▶ Task instructions
Check each line of the data for "confirmed" and select those that have it.

▶ Extracted records
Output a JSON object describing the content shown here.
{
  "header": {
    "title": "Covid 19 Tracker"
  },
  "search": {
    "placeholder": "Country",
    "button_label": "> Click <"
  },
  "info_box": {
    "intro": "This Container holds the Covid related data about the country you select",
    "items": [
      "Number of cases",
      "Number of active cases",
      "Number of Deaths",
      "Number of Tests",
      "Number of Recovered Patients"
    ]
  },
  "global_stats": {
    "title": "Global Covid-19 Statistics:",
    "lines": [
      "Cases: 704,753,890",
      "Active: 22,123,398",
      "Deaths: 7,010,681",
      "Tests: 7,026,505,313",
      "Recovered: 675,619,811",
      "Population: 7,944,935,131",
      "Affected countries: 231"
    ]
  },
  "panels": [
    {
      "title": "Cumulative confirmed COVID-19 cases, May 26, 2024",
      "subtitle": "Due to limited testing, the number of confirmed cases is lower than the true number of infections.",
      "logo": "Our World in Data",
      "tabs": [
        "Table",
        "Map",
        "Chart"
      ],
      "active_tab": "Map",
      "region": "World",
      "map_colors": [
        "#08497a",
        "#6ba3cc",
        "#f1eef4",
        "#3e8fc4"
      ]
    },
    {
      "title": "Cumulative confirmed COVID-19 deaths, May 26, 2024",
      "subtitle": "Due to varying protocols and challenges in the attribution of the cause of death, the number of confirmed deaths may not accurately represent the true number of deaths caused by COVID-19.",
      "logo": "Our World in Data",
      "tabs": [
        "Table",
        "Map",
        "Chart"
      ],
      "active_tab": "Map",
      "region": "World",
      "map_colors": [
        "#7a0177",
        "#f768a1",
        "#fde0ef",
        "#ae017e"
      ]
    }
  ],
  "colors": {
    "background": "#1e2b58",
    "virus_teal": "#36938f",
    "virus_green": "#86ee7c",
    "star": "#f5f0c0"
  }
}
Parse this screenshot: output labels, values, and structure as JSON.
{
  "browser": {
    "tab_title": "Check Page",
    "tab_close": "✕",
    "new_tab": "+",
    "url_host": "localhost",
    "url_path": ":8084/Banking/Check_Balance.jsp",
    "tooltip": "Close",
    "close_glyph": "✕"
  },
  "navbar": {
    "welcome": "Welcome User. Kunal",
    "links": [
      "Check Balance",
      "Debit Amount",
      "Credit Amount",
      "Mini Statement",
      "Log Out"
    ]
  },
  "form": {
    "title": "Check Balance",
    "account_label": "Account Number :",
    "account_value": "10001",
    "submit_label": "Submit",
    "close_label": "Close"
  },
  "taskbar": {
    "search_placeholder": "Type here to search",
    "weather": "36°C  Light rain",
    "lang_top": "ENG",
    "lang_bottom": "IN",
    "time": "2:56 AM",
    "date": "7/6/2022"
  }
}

▶ Task solution
      "title": "Cumulative confirmed COVID-19 cases, May 26, 2024",
      "subtitle": "Due to limited testing, the number of confirmed cases is lower than the true number of infections.",
      "title": "Cumulative confirmed COVID-19 deaths, May 26, 2024",
      "subtitle": "Due to varying protocols and challenges in the attribution of the cause of death, the number of confirmed deaths may not accurately represent the true number of deaths caused by COVID-19.",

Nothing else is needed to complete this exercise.